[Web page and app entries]
# # # # #

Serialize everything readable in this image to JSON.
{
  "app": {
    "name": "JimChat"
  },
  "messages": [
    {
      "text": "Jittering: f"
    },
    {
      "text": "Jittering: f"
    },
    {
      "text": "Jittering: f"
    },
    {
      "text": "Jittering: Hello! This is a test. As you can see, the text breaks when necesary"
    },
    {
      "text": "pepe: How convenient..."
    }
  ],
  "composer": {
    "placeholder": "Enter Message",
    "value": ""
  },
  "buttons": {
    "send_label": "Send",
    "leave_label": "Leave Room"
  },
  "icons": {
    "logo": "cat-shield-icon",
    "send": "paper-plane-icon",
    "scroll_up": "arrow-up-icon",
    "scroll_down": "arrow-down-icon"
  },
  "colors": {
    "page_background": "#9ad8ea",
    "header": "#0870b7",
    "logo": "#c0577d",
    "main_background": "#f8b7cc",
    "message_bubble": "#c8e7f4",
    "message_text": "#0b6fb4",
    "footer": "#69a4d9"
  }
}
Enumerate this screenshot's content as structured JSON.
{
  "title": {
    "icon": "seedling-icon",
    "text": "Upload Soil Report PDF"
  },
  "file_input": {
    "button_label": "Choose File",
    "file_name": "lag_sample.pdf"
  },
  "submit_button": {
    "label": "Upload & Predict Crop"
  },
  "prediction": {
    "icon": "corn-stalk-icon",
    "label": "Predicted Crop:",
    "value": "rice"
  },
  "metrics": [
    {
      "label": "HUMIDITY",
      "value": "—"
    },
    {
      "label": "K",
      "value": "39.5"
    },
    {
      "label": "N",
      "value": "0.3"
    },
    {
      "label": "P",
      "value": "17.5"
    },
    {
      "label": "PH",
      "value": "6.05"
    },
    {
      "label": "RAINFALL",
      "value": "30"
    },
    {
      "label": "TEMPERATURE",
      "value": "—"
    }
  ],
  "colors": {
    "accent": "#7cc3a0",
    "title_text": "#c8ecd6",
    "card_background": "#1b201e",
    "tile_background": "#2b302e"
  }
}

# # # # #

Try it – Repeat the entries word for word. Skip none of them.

Response to the exercise –
Serialize everything readable in this image to JSON.
{
  "app": {
    "name": "JimChat"
  },
  "messages": [
    {
      "text": "Jittering: f"
    },
    {
      "text": "Jittering: f"
    },
    {
      "text": "Jittering: f"
    },
    {
      "text": "Jittering: Hello! This is a test. As you can see, the text breaks when necesary"
    },
    {
      "text": "pepe: How convenient..."
    }
  ],
  "composer": {
    "placeholder": "Enter Message",
    "value": ""
  },
  "buttons": {
    "send_label": "Send",
    "leave_label": "Leave Room"
  },
  "icons": {
    "logo": "cat-shield-icon",
    "send": "paper-plane-icon",
    "scroll_up": "arrow-up-icon",
    "scroll_down": "arrow-down-icon"
  },
  "colors": {
    "page_background": "#9ad8ea",
    "header": "#0870b7",
    "logo": "#c0577d",
    "main_background": "#f8b7cc",
    "message_bubble": "#c8e7f4",
    "message_text": "#0b6fb4",
    "footer": "#69a4d9"
  }
}
Enumerate this screenshot's content as structured JSON.
{
  "title": {
    "icon": "seedling-icon",
    "text": "Upload Soil Report PDF"
  },
  "file_input": {
    "button_label": "Choose File",
    "file_name": "lag_sample.pdf"
  },
  "submit_button": {
    "label": "Upload & Predict Crop"
  },
  "prediction": {
    "icon": "corn-stalk-icon",
    "label": "Predicted Crop:",
    "value": "rice"
  },
  "metrics": [
    {
      "label": "HUMIDITY",
      "value": "—"
    },
    {
      "label": "K",
      "value": "39.5"
    },
    {
      "label": "N",
      "value": "0.3"
    },
    {
      "label": "P",
      "value": "17.5"
    },
    {
      "label": "PH",
      "value": "6.05"
    },
    {
      "label": "RAINFALL",
      "value": "30"
    },
    {
      "label": "TEMPERATURE",
      "value": "—"
    }
  ],
  "colors": {
    "accent": "#7cc3a0",
    "title_text": "#c8ecd6",
    "card_background": "#1b201e",
    "tile_background": "#2b302e"
  }
}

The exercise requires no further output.